So it’s not wisdom, and we’re of no loss for archetypes outside of religion.

However, what religion does that is unique is that by the method of allegory, it attempts to convey the sense of experience.

That is: how does existence feel.

I have an analogy for this. It’s also a fun sort of test to do with someone.
I have 3 wood cubes and a little piece of cloth the size of 3 cubes wide by 3 cubes long.
I place the 3 cubes in some pattern on the cloth.
Now, my challenge.
I must write you the instructions for how to place the 3 cubes as close to the way that I did, but I cannot describe the cubes, the cloth, the table, the room, or any physical object in the room when I describe how to get the cubes into the right pattern.

What do I have left?
I have sensation, metaphor, and allegory.

You cannot describe, literally, what it is to feel existence the way that you do to someone else.
The only method possible is metaphor and allegory. That’s it.
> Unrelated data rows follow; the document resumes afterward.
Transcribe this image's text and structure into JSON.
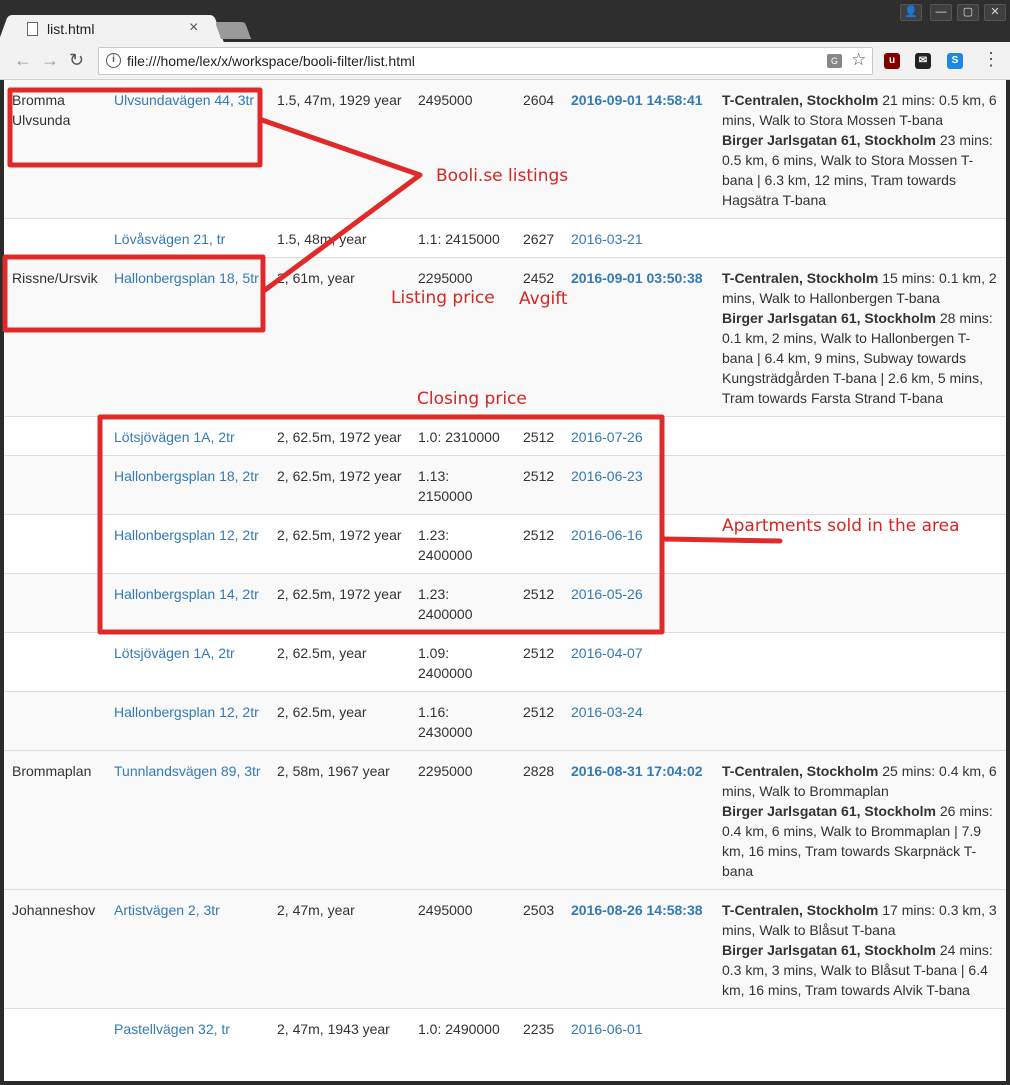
{
  "window": {
    "tab_title": "list.html",
    "tab_close": "×",
    "controls": [
      "👤",
      "—",
      "▢",
      "✕"
    ]
  },
  "toolbar": {
    "back": "←",
    "forward": "→",
    "reload": "↻",
    "info_icon": "i",
    "url": "file:///home/lex/x/workspace/booli-filter/list.html",
    "translate_icon": "G",
    "star_icon": "☆",
    "extensions": [
      {
        "name": "ublock",
        "glyph": "u",
        "color": "#800000"
      },
      {
        "name": "mail-off",
        "glyph": "✉",
        "color": "#222222"
      },
      {
        "name": "skype",
        "glyph": "S",
        "color": "#1e88e5"
      }
    ],
    "menu": "⋮"
  },
  "rows": [
    {
      "type": "listing",
      "area": "Bromma Ulvsunda",
      "address": "Ulvsundavägen 44, 3tr",
      "details": "1.5, 47m, 1929 year",
      "price": "2495000",
      "fee": "2604",
      "date": "2016-09-01 14:58:41",
      "commute": [
        {
          "place": "T-Centralen, Stockholm",
          "text": " 21 mins: 0.5 km, 6 mins, Walk to Stora Mossen T-bana"
        },
        {
          "place": "Birger Jarlsgatan 61, Stockholm",
          "text": " 23 mins: 0.5 km, 6 mins, Walk to Stora Mossen T-bana | 6.3 km, 12 mins, Tram towards Hagsätra T-bana"
        }
      ]
    },
    {
      "type": "sold",
      "area": "",
      "address": "Lövåsvägen 21, tr",
      "details": "1.5, 48m, year",
      "price": "1.1: 2415000",
      "fee": "2627",
      "date": "2016-03-21"
    },
    {
      "type": "listing",
      "area": "Rissne/Ursvik",
      "address": "Hallonbergsplan 18, 5tr",
      "details": "2, 61m, year",
      "price": "2295000",
      "fee": "2452",
      "date": "2016-09-01 03:50:38",
      "commute": [
        {
          "place": "T-Centralen, Stockholm",
          "text": " 15 mins: 0.1 km, 2 mins, Walk to Hallonbergen T-bana"
        },
        {
          "place": "Birger Jarlsgatan 61, Stockholm",
          "text": " 28 mins: 0.1 km, 2 mins, Walk to Hallonbergen T-bana | 6.4 km, 9 mins, Subway towards Kungsträdgården T-bana | 2.6 km, 5 mins, Tram towards Farsta Strand T-bana"
        }
      ]
    },
    {
      "type": "sold",
      "area": "",
      "address": "Lötsjövägen 1A, 2tr",
      "details": "2, 62.5m, 1972 year",
      "price": "1.0: 2310000",
      "fee": "2512",
      "date": "2016-07-26"
    },
    {
      "type": "sold",
      "area": "",
      "address": "Hallonbergsplan 18, 2tr",
      "details": "2, 62.5m, 1972 year",
      "price": "1.13: 2150000",
      "fee": "2512",
      "date": "2016-06-23"
    },
    {
      "type": "sold",
      "area": "",
      "address": "Hallonbergsplan 12, 2tr",
      "details": "2, 62.5m, 1972 year",
      "price": "1.23: 2400000",
      "fee": "2512",
      "date": "2016-06-16"
    },
    {
      "type": "sold",
      "area": "",
      "address": "Hallonbergsplan 14, 2tr",
      "details": "2, 62.5m, 1972 year",
      "price": "1.23: 2400000",
      "fee": "2512",
      "date": "2016-05-26"
    },
    {
      "type": "sold",
      "area": "",
      "address": "Lötsjövägen 1A, 2tr",
      "details": "2, 62.5m, year",
      "price": "1.09: 2400000",
      "fee": "2512",
      "date": "2016-04-07"
    },
    {
      "type": "sold",
      "area": "",
      "address": "Hallonbergsplan 12, 2tr",
      "details": "2, 62.5m, year",
      "price": "1.16: 2430000",
      "fee": "2512",
      "date": "2016-03-24"
    },
    {
      "type": "listing",
      "area": "Brommaplan",
      "address": "Tunnlandsvägen 89, 3tr",
      "details": "2, 58m, 1967 year",
      "price": "2295000",
      "fee": "2828",
      "date": "2016-08-31 17:04:02",
      "commute": [
        {
          "place": "T-Centralen, Stockholm",
          "text": " 25 mins: 0.4 km, 6 mins, Walk to Brommaplan"
        },
        {
          "place": "Birger Jarlsgatan 61, Stockholm",
          "text": " 26 mins: 0.4 km, 6 mins, Walk to Brommaplan | 7.9 km, 16 mins, Tram towards Skarpnäck T-bana"
        }
      ]
    },
    {
      "type": "listing",
      "area": "Johanneshov",
      "address": "Artistvägen 2, 3tr",
      "details": "2, 47m, year",
      "price": "2495000",
      "fee": "2503",
      "date": "2016-08-26 14:58:38",
      "commute": [
        {
          "place": "T-Centralen, Stockholm",
          "text": " 17 mins: 0.3 km, 3 mins, Walk to Blåsut T-bana"
        },
        {
          "place": "Birger Jarlsgatan 61, Stockholm",
          "text": " 24 mins: 0.3 km, 3 mins, Walk to Blåsut T-bana | 6.4 km, 16 mins, Tram towards Alvik T-bana"
        }
      ]
    },
    {
      "type": "sold",
      "area": "",
      "address": "Pastellvägen 32, tr",
      "details": "2, 47m, 1943 year",
      "price": "1.0: 2490000",
      "fee": "2235",
      "date": "2016-06-01"
    }
  ],
  "annotations": {
    "color": "#d92424",
    "labels": {
      "listings": "Booli.se listings",
      "listing_price": "Listing price",
      "fee": "Avgift",
      "closing_price": "Closing price",
      "sold": "Apartments sold in the area"
    }
  }
}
And that’s what religion is for.
It’s a form of communicating what existence feels like to us to someone else.

Now, here’s where things went wrong for religion.
It’s not that ideology rose, or that religion gave rise to ideology which took over, or any of that.

It’s that religion stopped allowing new expressions.

Yes, there are new expressions in the wings, but as the mainstream form, it just stopped.
It wasn’t always that way.

The last great creation of religious expression was theological chiastic literature.
That was the late bronze age.
The text of Daniel, for example, is one of the most impressive witnesses of textual chiastic narrative ever put to a page in the historical record.

The story’s acts are crisscrossed and mirrored, the scenes are crisscrossed and mirrored, and even the dialogue is crisscrossed and mirrored.

That. Is. Insanely. Complex!

Anyone writing such complex methods of text today? No. Not at all.
It was a massively popular method of writing for almost a thousand years, and then it just died by the late bronze age.
What happened was that societies stopped allowing new religious texts to be created.

And even when new texts were created, they were based on something from before (e.g. Islam).
Edit: [Which is why you see visual chiastic religious painting and engraving rise (which gave rise to encoding secrets and layered symbolism into religious iconography) at the same time that written chiastic narrative effectively died.]

But the expression of creating religion effectively died. Religion became this authoritarian function almost exclusively rooted on an appeal to tradition.
It lost a huge amount of fluid freedom, and became fixed.

Now, the only fluctuations are sectarian. Full creations are absolutely shunned and ridiculed, and never stand a chance of mainstream tolerance.

And that is bassackwards because we’re more modular now than we were when religion was in its creative prime - meaning, we need more iterations of personalized creations of religion now than ever before, because what existence feels like now is far more subjective by magnitudes in order beyond anything in history.

Imagine all of humanity only having the ability to express itself using poetry that has already been written.
That is where, by and large, we are right now.

Buried in religious mold.

Ideology didn’t replace religion. Ideology occurred as a byproduct of humanity right along with religion, and always has, but its growth eventually outpaced religion’s because religion stopped accepting new creations while ideology didn’t!

Cheers,
Jayson